◆ **What needs to be done**
Draw out every line with the word "mesh" from the listing below.

+ + + + + + +

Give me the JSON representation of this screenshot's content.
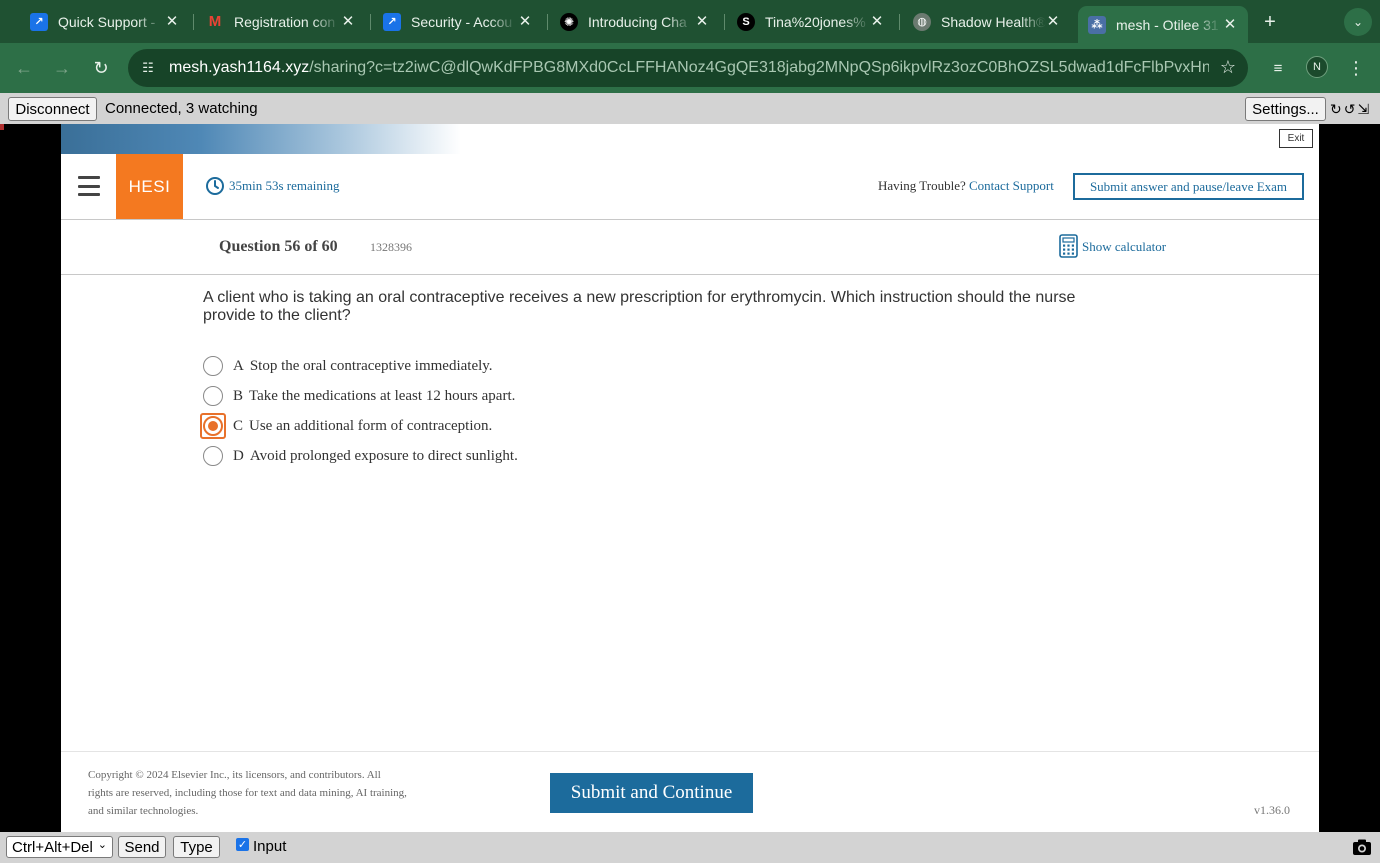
{
  "browser": {
    "tabs": [
      {
        "title": "Quick Support -",
        "favicon": "arrow-icon",
        "color": "#1a73e8"
      },
      {
        "title": "Registration con",
        "favicon": "gmail-icon",
        "color": "#ea4335"
      },
      {
        "title": "Security - Accou",
        "favicon": "arrow-icon",
        "color": "#1a73e8"
      },
      {
        "title": "Introducing Cha",
        "favicon": "openai-icon",
        "color": "#000000"
      },
      {
        "title": "Tina%20jones%",
        "favicon": "document-icon",
        "color": "#000000"
      },
      {
        "title": "Shadow Health®",
        "favicon": "globe-icon",
        "color": "#6b7a70"
      },
      {
        "title": "mesh - Otilee 31",
        "favicon": "mesh-icon",
        "color": "#4a6fa5"
      }
    ],
    "url_host": "mesh.yash1164.xyz",
    "url_path": "/sharing?c=tz2iwC@dlQwKdFPBG8MXd0CcLFFHANoz4GgQE318jabg2MNpQSp6ikpvlRz3ozC0BhOZSL5dwad1dFcFlbPvxHn...",
    "profile_initial": "N"
  },
  "viewer": {
    "disconnect_label": "Disconnect",
    "status": "Connected, 3 watching",
    "settings_label": "Settings...",
    "key_combo": "Ctrl+Alt+Del",
    "send_label": "Send",
    "type_label": "Type",
    "input_label": "Input",
    "input_checked": true
  },
  "exam": {
    "exit_label": "Exit",
    "logo": "HESI",
    "timer": "35min 53s remaining",
    "trouble_text": "Having Trouble?",
    "contact_label": "Contact Support",
    "submit_pause_label": "Submit answer and pause/leave Exam",
    "question_number": "Question 56 of 60",
    "question_id": "1328396",
    "calculator_label": "Show calculator",
    "question_text": "A client who is taking an oral contraceptive receives a new prescription for erythromycin. Which instruction should the nurse provide to the client?",
    "options": [
      {
        "letter": "A",
        "text": "Stop the oral contraceptive immediately.",
        "selected": false
      },
      {
        "letter": "B",
        "text": "Take the medications at least 12 hours apart.",
        "selected": false
      },
      {
        "letter": "C",
        "text": "Use an additional form of contraception.",
        "selected": true
      },
      {
        "letter": "D",
        "text": "Avoid prolonged exposure to direct sunlight.",
        "selected": false
      }
    ],
    "copyright": "Copyright © 2024 Elsevier Inc., its licensors, and contributors. All rights are reserved, including those for text and data mining, AI training, and similar technologies.",
    "submit_continue_label": "Submit and Continue",
    "version": "v1.36.0",
    "accent_color": "#f47920",
    "link_color": "#1c6b9c"
  }
}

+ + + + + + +

◆ **Solution to this problem**
        "title": "mesh - Otilee 31",
        "favicon": "mesh-icon",
    "url_host": "mesh.yash1164.xyz",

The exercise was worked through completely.